[show abstract][hide abstract] ABSTRACT: In research of overlay networks, simulator takes a very important role. However, popular simulators, such as ns and PlanetLab can't meet the scale and performance requirement of overlay research. Although it is necessary for overlay researchers to observe activities of million nodes, current simulators can not give such simulation result. To improve the overlay network research efficiency, we design and implement ONSP, a novel parallel overlay network simulation platform, which provides parallel discrete event simulation of overlay networks on high performance cluster. With this tool, we are able to build overlay network simulator in large scale easily and test it in short time. The test result proves that ONSP can well address the requirement of performance and scalability.
Proceedings of the International Conference on Parallel and Distributed Processing Techniques and Applications, PDPTA '04, June 21-24, 2004, Las Vegas, Nevada, USA, Volume 3; 01/2004

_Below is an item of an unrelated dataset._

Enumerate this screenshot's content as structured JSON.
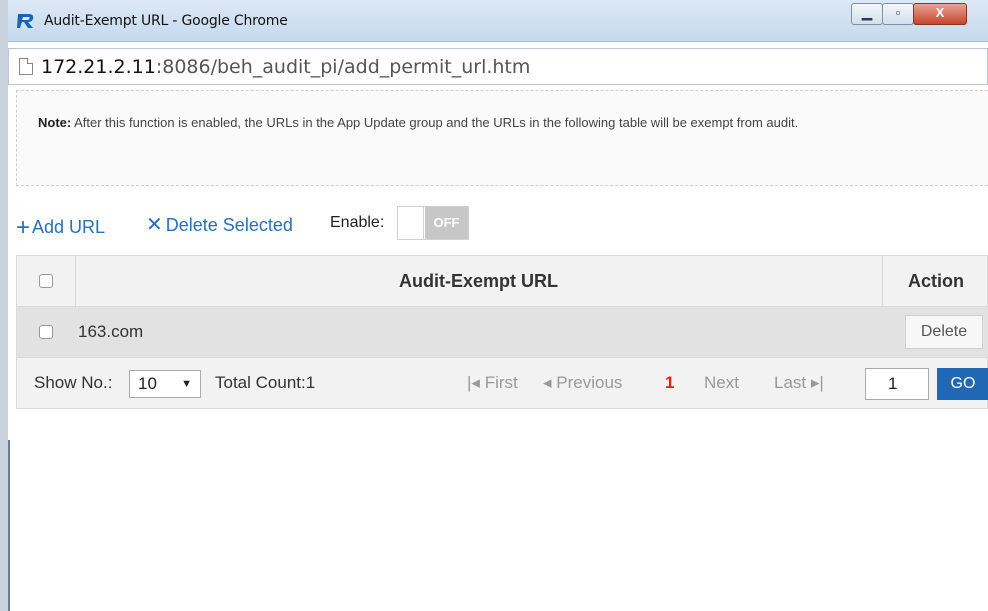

[show abstract][hide abstract] ABSTRACT: Although peer-to-peer overlays have been elaborately studied, they still have redundant overheads. Pastry and Chord use leaf sets to connect those nodes contiguous in numerical space, but these pointers have no contribution to efficient routing. In this paper we argue that if the mapping between a message key and its root node is determined in a smart way, leaf sets can be removed, largely decreasing system overheads. We present a novel overlay algorithm derived from Pastry, in which nodeIds have different lengths and form a Huffman set, routing tables have no empty items and root node exactly pre- fix-matching its keys. By these means, our approach abolishes the leaf sets with no ill effect on routing performance or other properties. Experimental results show that our approach saved about 22~25% messages cost for maintenance from Pastry in an overlay of 10,000 peers.
Grid and Cooperative Computing, Second International Workshop, GCC 2003, Shanghai, China, December 7-10, 2003, Revised Papers, Part I; 01/2003
[show abstract][hide abstract] ABSTRACT: Teaching, if done well, can be the most exciting and rewarding part of an academic career. As a student, I have been fortunate to learn several effective teaching techniques from some great teachers, and have practiced these techniques as a teaching assistant and as a mentor of junior students. These teaching techniques include building an interactive atmosphere in the classroom, providing real-world problems and hands-on experience, and encouraging collaborations. • An interactive atmosphere in the classroom is one of the most important elements of successful teaching. Teachers who talk all the time without any interaction with the class make students lose interest and are less successful. Instead, when teaching a course, I will introduce problems and basic knowledge first, then direct students to solve the problems by asking questions and leading discussions. I have successfully practiced this technique in several lectures and talks. • Real-world problems and hands-on experience inspire students' interest, help them under-stand abstract material, and can be useful to them outside the class. I would like to design course projects with real-world problems on real systems, instead of simulated "classroom-oriented" sys-tems. Simulated systems are easy for students to handle, but can never give them the same experience as complex actual systems. • Collaboration between students can dramatically speed up the learning process, and there-fore should be encouraged. Few students can learn efficiently in a vacuum, and discussing hard problems with classmates can be a harmless shortcut. Group projects encourage collaborations between students, and can help them to build collaboration skills that are required in most engi-neering and research work today.